Repeat the data below exactly, with every entry included.

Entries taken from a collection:
---*---
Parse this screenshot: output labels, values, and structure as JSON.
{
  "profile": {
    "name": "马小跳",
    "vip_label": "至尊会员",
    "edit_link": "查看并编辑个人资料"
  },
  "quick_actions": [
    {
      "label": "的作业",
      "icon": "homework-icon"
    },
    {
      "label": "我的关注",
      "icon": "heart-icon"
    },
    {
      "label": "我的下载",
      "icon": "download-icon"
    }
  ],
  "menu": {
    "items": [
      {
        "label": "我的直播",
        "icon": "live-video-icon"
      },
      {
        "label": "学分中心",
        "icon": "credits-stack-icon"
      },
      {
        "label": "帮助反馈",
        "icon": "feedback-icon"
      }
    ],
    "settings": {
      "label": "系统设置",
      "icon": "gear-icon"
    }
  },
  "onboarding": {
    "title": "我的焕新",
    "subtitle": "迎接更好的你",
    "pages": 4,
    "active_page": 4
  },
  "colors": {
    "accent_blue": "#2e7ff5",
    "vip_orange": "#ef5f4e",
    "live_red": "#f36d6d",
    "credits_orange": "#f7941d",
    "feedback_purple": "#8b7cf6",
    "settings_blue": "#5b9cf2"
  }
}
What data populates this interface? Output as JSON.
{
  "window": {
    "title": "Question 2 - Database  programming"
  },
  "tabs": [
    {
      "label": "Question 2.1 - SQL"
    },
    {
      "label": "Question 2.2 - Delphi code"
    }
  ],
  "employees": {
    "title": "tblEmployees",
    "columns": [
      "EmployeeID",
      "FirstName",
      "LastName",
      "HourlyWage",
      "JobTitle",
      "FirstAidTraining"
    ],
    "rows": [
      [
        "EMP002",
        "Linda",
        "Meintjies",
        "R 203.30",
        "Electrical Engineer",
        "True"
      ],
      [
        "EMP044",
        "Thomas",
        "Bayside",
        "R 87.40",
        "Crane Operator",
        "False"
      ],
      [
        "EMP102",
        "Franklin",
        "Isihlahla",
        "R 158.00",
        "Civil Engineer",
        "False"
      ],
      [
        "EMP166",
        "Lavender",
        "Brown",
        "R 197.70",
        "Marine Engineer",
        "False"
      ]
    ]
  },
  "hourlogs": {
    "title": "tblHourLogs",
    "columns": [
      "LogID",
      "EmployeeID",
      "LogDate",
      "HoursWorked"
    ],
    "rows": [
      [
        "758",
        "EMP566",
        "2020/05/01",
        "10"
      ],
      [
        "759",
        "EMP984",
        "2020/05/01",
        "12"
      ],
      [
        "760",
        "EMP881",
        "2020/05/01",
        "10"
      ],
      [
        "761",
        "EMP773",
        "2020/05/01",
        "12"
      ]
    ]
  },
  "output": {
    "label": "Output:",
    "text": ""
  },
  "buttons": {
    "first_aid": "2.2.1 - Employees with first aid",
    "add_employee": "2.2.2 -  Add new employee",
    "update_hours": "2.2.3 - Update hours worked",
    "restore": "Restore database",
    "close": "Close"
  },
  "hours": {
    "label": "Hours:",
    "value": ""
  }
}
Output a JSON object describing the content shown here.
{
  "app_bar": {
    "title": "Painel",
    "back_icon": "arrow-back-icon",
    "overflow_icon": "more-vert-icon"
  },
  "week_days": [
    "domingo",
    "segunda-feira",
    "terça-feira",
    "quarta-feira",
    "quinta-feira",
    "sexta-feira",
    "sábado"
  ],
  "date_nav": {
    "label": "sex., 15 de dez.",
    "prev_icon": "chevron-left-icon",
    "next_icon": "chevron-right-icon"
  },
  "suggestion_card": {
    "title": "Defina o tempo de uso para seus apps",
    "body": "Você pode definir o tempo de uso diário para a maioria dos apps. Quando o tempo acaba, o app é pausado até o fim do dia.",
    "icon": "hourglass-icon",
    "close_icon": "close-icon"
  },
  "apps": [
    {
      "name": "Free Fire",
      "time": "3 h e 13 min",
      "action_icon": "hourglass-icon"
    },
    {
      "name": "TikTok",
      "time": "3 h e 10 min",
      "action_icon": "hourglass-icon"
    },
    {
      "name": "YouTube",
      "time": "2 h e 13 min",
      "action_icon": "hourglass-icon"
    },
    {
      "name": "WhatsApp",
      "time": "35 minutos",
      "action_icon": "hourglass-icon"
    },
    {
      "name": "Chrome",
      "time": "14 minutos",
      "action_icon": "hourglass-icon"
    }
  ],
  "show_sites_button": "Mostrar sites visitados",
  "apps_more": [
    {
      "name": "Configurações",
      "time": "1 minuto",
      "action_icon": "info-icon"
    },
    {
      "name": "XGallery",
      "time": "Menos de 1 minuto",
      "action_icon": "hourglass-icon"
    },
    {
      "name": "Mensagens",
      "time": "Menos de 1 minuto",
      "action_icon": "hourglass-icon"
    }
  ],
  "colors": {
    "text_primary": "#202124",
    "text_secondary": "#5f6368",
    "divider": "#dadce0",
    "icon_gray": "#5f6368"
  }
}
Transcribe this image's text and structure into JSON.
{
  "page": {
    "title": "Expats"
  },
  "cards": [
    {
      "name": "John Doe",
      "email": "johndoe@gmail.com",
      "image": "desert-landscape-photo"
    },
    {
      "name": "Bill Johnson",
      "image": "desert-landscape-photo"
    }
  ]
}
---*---
* _Response below_:
Parse this screenshot: output labels, values, and structure as JSON.
{
  "profile": {
    "name": "马小跳",
    "vip_label": "至尊会员",
    "edit_link": "查看并编辑个人资料"
  },
  "quick_actions": [
    {
      "label": "的作业",
      "icon": "homework-icon"
    },
    {
      "label": "我的关注",
      "icon": "heart-icon"
    },
    {
      "label": "我的下载",
      "icon": "download-icon"
    }
  ],
  "menu": {
    "items": [
      {
        "label": "我的直播",
        "icon": "live-video-icon"
      },
      {
        "label": "学分中心",
        "icon": "credits-stack-icon"
      },
      {
        "label": "帮助反馈",
        "icon": "feedback-icon"
      }
    ],
    "settings": {
      "label": "系统设置",
      "icon": "gear-icon"
    }
  },
  "onboarding": {
    "title": "我的焕新",
    "subtitle": "迎接更好的你",
    "pages": 4,
    "active_page": 4
  },
  "colors": {
    "accent_blue": "#2e7ff5",
    "vip_orange": "#ef5f4e",
    "live_red": "#f36d6d",
    "credits_orange": "#f7941d",
    "feedback_purple": "#8b7cf6",
    "settings_blue": "#5b9cf2"
  }
}
What data populates this interface? Output as JSON.
{
  "window": {
    "title": "Question 2 - Database  programming"
  },
  "tabs": [
    {
      "label": "Question 2.1 - SQL"
    },
    {
      "label": "Question 2.2 - Delphi code"
    }
  ],
  "employees": {
    "title": "tblEmployees",
    "columns": [
      "EmployeeID",
      "FirstName",
      "LastName",
      "HourlyWage",
      "JobTitle",
      "FirstAidTraining"
    ],
    "rows": [
      [
        "EMP002",
        "Linda",
        "Meintjies",
        "R 203.30",
        "Electrical Engineer",
        "True"
      ],
      [
        "EMP044",
        "Thomas",
        "Bayside",
        "R 87.40",
        "Crane Operator",
        "False"
      ],
      [
        "EMP102",
        "Franklin",
        "Isihlahla",
        "R 158.00",
        "Civil Engineer",
        "False"
      ],
      [
        "EMP166",
        "Lavender",
        "Brown",
        "R 197.70",
        "Marine Engineer",
        "False"
      ]
    ]
  },
  "hourlogs": {
    "title": "tblHourLogs",
    "columns": [
      "LogID",
      "EmployeeID",
      "LogDate",
      "HoursWorked"
    ],
    "rows": [
      [
        "758",
        "EMP566",
        "2020/05/01",
        "10"
      ],
      [
        "759",
        "EMP984",
        "2020/05/01",
        "12"
      ],
      [
        "760",
        "EMP881",
        "2020/05/01",
        "10"
      ],
      [
        "761",
        "EMP773",
        "2020/05/01",
        "12"
      ]
    ]
  },
  "output": {
    "label": "Output:",
    "text": ""
  },
  "buttons": {
    "first_aid": "2.2.1 - Employees with first aid",
    "add_employee": "2.2.2 -  Add new employee",
    "update_hours": "2.2.3 - Update hours worked",
    "restore": "Restore database",
    "close": "Close"
  },
  "hours": {
    "label": "Hours:",
    "value": ""
  }
}
Output a JSON object describing the content shown here.
{
  "app_bar": {
    "title": "Painel",
    "back_icon": "arrow-back-icon",
    "overflow_icon": "more-vert-icon"
  },
  "week_days": [
    "domingo",
    "segunda-feira",
    "terça-feira",
    "quarta-feira",
    "quinta-feira",
    "sexta-feira",
    "sábado"
  ],
  "date_nav": {
    "label": "sex., 15 de dez.",
    "prev_icon": "chevron-left-icon",
    "next_icon": "chevron-right-icon"
  },
  "suggestion_card": {
    "title": "Defina o tempo de uso para seus apps",
    "body": "Você pode definir o tempo de uso diário para a maioria dos apps. Quando o tempo acaba, o app é pausado até o fim do dia.",
    "icon": "hourglass-icon",
    "close_icon": "close-icon"
  },
  "apps": [
    {
      "name": "Free Fire",
      "time": "3 h e 13 min",
      "action_icon": "hourglass-icon"
    },
    {
      "name": "TikTok",
      "time": "3 h e 10 min",
      "action_icon": "hourglass-icon"
    },
    {
      "name": "YouTube",
      "time": "2 h e 13 min",
      "action_icon": "hourglass-icon"
    },
    {
      "name": "WhatsApp",
      "time": "35 minutos",
      "action_icon": "hourglass-icon"
    },
    {
      "name": "Chrome",
      "time": "14 minutos",
      "action_icon": "hourglass-icon"
    }
  ],
  "show_sites_button": "Mostrar sites visitados",
  "apps_more": [
    {
      "name": "Configurações",
      "time": "1 minuto",
      "action_icon": "info-icon"
    },
    {
      "name": "XGallery",
      "time": "Menos de 1 minuto",
      "action_icon": "hourglass-icon"
    },
    {
      "name": "Mensagens",
      "time": "Menos de 1 minuto",
      "action_icon": "hourglass-icon"
    }
  ],
  "colors": {
    "text_primary": "#202124",
    "text_secondary": "#5f6368",
    "divider": "#dadce0",
    "icon_gray": "#5f6368"
  }
}
Transcribe this image's text and structure into JSON.
{
  "page": {
    "title": "Expats"
  },
  "cards": [
    {
      "name": "John Doe",
      "email": "johndoe@gmail.com",
      "image": "desert-landscape-photo"
    },
    {
      "name": "Bill Johnson",
      "image": "desert-landscape-photo"
    }
  ]
}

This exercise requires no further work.